URINE, THOUGH disdained by modern society, was once surprisingly useful stuff. Street-facing laundries in ancient Rome had pissoirs attached to them, to encourage passers-by in need of relief to provide, free of charge, a raw material which was then fermented into a degreasing agent. Urine also found employment as a mordant, to assist in the dying of cloth—Scottish tweed was once notorious for smelling of the stuff when it got wet. And urine was, too, a source of potassium nitrate, one of the ingredients of gunpowder.
Now, Chen Wei-Shan of Wageningen University, in the Netherlands, thinks he has found yet another use for urine—and one relevant to today’s needs rather than yesterday’s. He plans to employ it to create heat without fire from waste wood.

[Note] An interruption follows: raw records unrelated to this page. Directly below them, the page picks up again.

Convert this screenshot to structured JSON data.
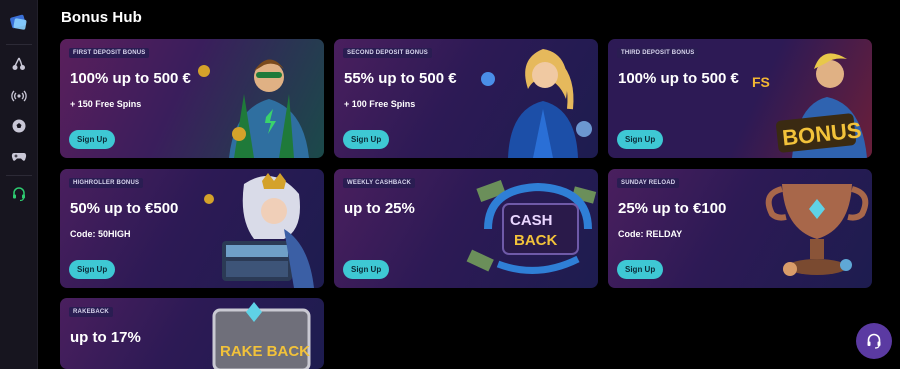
{
  "page": {
    "title": "Bonus Hub"
  },
  "sidebar": {
    "logo": "brand-logo",
    "items": [
      {
        "name": "sidebar-item-slots",
        "icon": "cherries-icon"
      },
      {
        "name": "sidebar-item-live",
        "icon": "broadcast-icon"
      },
      {
        "name": "sidebar-item-sports",
        "icon": "soccer-ball-icon"
      },
      {
        "name": "sidebar-item-esports",
        "icon": "gamepad-icon"
      },
      {
        "name": "sidebar-item-support",
        "icon": "headset-icon"
      }
    ]
  },
  "cards": [
    {
      "tag": "FIRST DEPOSIT BONUS",
      "headline": "100% up to 500 €",
      "sub": "+ 150 Free Spins",
      "cta": "Sign Up",
      "art": "superhero-icon"
    },
    {
      "tag": "SECOND DEPOSIT BONUS",
      "headline": "55% up to 500 €",
      "sub": "+ 100 Free Spins",
      "cta": "Sign Up",
      "art": "heroine-icon"
    },
    {
      "tag": "THIRD DEPOSIT BONUS",
      "headline": "100% up to 500 €",
      "sub": "",
      "cta": "Sign Up",
      "art": "bonus-badge-icon"
    },
    {
      "tag": "HIGHROLLER BONUS",
      "headline": "50% up to €500",
      "sub": "Code: 50HIGH",
      "cta": "Sign Up",
      "art": "treasure-queen-icon"
    },
    {
      "tag": "WEEKLY CASHBACK",
      "headline": "up to 25%",
      "sub": "",
      "cta": "Sign Up",
      "art": "cashback-sign-icon"
    },
    {
      "tag": "SUNDAY RELOAD",
      "headline": "25% up to €100",
      "sub": "Code: RELDAY",
      "cta": "Sign Up",
      "art": "trophy-icon"
    },
    {
      "tag": "RAKEBACK",
      "headline": "up to 17%",
      "sub": "",
      "cta": "",
      "art": "rakeback-sign-icon"
    }
  ],
  "art_text": {
    "bonus": "BONUS",
    "cash": "CASH",
    "back": "BACK",
    "rakeback": "RAKE BACK",
    "fs": "FS"
  },
  "colors": {
    "accent": "#3ec8d4",
    "support": "#5b3aa2",
    "sidebar_active": "#2ecc71"
  },
  "support": {
    "icon": "headset-icon"
  }
}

Burning wood is a good source of heat and it can be seen as sound from the point of view of greenhouse gases. That is because the carbon dioxide released into the atmosphere came thence in the first place, and would return there anyway if the wood in question were simply allowed to rot. But wood fires also bring environmental disbenefits, for they give off sulphur dioxide, carbon monoxide and other noxious gases along with that CO2.
Researchers have therefore been looking for ways to release wood’s latent heat by composting rather than combustion. Unfortunately, unlike other stuff that is routinely composted (dung and waste food, for example) wood does not, by itself, contain a wide enough range of nutrients to sustain the relevant micro-organisms. To digest it, these bugs need dietary supplements. And those—things like ammonium chloride—are too expensive for everyday use.
But urine is cheap—or would be, if routine ways of collecting it existed. And it contains large quantities of nitrogen and potassium (as its use in gunpowder demonstrates) and also of phosphorus (an element that was, as it happens, discovered by an alchemist trying to extract gold from urine). These are all nutrients which composting bugs need to thrive. So, as he writes in acs Sustainable Chemistry & Engineering, Dr Chen decided to give it a go.
To this end, he and his colleagues added urine to kiln-dried ash wood and composted the result in glass bottles. Some of this urine was actually a synthetic version, so that its composition was known precisely. The rest was donated by a 28-year-old man who had been medication-free during the previous two years. Both the artificial and the natural urine were diluted, to various degrees, during the process of testing.
The team found that oxygen consumption, wood consumption and heat production all rose rapidly in the jars during the experiment’s first week. Once things had settled, though, it was clear natural urine had something going for it which synthetic urine did not. The best synthetic-urine dilution (one part in five parts of water) resulted in a 13% loss of mass of wood after 40 days. The best natural urine dilution (one part in 8.5) brought about a 20% loss.
Why natural urine is more effective than the artificial stuff at the task Dr Chen set it remains unclear. He speculates that it is because natural urine is slightly more acidic, and that this matters to some of the relevant bugs. Which ones in particular, however, he has yet to work out.
Previous experiments suggest that compost-heaps of wood fed suitable nutrients can sustain internal temperatures of 40-55°C for long periods. That is high enough to be useful for heating buildings and, with a bit of a boost, perhaps for providing hot water as well. To commercialise the idea would mean designing a suitable reactor and heat exchanger, but the waste-wood fuel would be cheap. How you would go about gathering the necessary urine in bulk, given the expense of installing a network of suitably dedicated collection points, is not clear. But governments contemplating doing so might be heartened by the fact that, in Rome, the Emperor Vespasian slapped a lucrative tax on the city’s urinals—something once commemorated in France by the slang name for an old-fashioned pissoir: “une vespasienne”.■
This article appeared in the Science & technology section of the print edition under the headline “From Clochemerle to a compost heap”